Funny money in Myanmar’s fintech sector
IN LESS than a year, OK Dollar’s bright yellow billboards have become a feature of the Yangon streetscape, visible from flyovers and high rises, at street level and in traffic jams.
The company, a subsidiary of Internet Wallet, is winning many customers to its service, which enables them to deposit, withdraw, send and receive money using an online account. They can also use the wallet to pay for a range of goods and services.
OK Dollar is one of the new breed of “fintech” companies taking advantage of rapidly growing mobile phone and internet use to offer financial services. And OK Dollar appears to be leading the pack. According to business manager Ma Zin Mar Nu, the service has attracted about 100,000 users since it launched in June 2016.
There are two reasons for OK Dollar’s success. The first is convenience. OK Dollar is easy to use, but also has a wide network of partners with which users can pay for everything from phone top-up cards and bus tickets to wedding and holiday packages. The company has developed a platform that encourages its customers to not only bank with OK Dollar, but also use it regularly for purchases.

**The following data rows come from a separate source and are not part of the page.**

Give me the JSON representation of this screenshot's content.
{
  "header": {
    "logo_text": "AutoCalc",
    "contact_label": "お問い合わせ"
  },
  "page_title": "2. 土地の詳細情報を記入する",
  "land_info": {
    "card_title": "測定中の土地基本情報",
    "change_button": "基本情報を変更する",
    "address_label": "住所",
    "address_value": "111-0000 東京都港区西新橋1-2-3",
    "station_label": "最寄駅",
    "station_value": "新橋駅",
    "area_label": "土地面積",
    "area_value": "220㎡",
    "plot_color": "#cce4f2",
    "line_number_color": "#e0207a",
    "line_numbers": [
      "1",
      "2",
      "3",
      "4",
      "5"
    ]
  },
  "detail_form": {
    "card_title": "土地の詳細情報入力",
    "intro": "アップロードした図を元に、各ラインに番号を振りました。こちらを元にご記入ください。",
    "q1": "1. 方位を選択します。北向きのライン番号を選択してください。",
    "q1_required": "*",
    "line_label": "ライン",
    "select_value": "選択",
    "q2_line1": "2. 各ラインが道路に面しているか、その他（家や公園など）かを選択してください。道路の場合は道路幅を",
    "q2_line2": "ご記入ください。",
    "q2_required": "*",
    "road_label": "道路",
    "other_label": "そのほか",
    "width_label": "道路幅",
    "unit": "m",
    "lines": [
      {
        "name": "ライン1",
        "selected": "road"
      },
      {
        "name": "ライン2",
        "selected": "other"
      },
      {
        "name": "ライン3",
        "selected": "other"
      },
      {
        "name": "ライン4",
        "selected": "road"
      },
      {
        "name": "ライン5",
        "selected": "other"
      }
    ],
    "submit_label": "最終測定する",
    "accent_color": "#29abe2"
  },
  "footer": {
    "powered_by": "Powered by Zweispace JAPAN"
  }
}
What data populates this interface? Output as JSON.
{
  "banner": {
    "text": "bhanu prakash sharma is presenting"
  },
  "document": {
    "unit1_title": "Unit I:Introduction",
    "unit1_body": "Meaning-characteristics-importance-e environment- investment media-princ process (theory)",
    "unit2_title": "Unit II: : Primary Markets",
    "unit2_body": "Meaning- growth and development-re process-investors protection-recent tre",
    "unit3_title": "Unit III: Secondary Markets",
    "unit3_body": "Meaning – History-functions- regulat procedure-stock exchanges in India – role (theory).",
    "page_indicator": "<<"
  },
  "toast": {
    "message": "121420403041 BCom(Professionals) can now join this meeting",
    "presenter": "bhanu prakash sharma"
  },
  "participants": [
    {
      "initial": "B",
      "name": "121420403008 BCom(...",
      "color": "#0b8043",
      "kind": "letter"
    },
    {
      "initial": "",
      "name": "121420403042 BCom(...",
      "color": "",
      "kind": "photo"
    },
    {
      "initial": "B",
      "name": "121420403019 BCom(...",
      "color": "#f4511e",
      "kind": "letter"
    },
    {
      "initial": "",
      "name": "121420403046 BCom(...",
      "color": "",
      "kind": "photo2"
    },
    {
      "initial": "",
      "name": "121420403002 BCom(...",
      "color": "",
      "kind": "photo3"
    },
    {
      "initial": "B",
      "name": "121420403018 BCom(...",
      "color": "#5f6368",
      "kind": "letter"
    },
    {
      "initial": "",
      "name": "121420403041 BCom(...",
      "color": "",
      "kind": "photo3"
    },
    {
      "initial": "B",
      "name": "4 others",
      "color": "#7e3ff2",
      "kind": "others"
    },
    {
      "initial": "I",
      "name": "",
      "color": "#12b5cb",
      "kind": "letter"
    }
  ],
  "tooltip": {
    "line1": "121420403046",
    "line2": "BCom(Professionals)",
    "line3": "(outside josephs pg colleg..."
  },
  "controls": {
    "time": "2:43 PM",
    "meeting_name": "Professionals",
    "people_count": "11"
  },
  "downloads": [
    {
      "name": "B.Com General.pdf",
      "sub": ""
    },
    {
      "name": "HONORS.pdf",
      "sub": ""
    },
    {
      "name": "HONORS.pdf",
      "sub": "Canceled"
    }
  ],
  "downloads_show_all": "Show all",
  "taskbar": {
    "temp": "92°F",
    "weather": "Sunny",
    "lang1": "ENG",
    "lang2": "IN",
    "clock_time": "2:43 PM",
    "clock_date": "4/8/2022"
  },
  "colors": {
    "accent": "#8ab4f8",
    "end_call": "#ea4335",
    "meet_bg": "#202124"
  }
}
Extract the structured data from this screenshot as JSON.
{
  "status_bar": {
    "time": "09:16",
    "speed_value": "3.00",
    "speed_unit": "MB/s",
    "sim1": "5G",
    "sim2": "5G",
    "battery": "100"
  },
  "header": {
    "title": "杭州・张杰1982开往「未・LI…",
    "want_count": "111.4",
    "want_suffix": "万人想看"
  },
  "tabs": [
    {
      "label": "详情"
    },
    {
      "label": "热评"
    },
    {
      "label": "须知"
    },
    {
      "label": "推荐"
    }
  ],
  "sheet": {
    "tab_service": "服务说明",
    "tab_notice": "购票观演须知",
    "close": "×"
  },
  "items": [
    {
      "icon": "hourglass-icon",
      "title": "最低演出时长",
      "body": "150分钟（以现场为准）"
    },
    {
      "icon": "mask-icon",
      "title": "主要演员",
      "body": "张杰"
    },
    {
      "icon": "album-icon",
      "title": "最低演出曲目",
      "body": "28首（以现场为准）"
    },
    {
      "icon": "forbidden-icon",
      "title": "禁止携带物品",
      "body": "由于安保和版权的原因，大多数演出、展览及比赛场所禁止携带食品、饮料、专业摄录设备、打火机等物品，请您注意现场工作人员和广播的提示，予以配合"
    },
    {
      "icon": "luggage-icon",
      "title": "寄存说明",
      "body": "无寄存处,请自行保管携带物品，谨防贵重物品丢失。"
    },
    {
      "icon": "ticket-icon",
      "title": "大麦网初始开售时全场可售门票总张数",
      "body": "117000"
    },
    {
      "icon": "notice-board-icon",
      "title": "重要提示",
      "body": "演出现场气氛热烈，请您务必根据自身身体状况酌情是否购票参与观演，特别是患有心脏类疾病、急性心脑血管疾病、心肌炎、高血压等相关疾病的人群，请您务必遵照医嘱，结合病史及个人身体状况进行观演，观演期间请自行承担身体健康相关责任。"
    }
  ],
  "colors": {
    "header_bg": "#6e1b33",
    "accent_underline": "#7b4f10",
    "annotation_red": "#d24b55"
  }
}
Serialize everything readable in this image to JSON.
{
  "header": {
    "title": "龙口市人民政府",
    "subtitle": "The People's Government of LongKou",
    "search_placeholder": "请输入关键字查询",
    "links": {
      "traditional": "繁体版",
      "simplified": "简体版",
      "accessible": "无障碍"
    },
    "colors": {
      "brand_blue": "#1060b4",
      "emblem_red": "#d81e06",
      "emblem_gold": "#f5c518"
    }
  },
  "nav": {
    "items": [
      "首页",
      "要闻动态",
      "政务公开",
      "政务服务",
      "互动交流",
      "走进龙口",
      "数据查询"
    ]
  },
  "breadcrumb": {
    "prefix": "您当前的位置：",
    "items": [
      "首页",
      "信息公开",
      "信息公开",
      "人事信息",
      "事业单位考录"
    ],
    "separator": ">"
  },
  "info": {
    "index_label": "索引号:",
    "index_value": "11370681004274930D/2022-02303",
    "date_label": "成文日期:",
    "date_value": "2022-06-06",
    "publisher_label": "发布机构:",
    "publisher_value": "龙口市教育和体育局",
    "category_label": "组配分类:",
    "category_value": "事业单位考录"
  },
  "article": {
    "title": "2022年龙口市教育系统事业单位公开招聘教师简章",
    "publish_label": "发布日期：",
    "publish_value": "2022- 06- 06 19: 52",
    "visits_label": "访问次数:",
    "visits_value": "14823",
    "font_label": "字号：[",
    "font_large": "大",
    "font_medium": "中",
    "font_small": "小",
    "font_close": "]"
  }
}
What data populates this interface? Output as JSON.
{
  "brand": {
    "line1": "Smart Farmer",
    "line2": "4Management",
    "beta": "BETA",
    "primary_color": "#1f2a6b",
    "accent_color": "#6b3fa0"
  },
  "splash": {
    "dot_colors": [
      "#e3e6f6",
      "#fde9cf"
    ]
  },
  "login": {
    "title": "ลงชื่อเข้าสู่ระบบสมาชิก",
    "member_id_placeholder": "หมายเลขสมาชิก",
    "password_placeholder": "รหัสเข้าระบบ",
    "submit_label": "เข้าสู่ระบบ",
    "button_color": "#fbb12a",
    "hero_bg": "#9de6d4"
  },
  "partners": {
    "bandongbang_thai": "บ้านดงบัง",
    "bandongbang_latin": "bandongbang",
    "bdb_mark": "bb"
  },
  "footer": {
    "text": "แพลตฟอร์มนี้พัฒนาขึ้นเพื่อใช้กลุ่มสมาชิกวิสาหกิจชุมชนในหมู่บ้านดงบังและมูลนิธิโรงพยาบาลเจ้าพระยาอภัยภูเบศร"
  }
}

The other factor is that it’s cheap; money transfers, known as remittances, are free.
There’s only one problem. OK Dollar doesn’t have what’s known as a Mobile Financial Services licence – a licence for non-bank financial institutions to perform tasks such as accept deposits and transfer money using a mobile platform.
Instead, it appears to be operating in a grey area with little regulation. In an industry that is yet to find its feet, that has many concerned – and confused as to why the regulator, the Central Bank of Myanmar, is not taking a tougher line.
Photo courtesy of Uditha Wickramanayaka.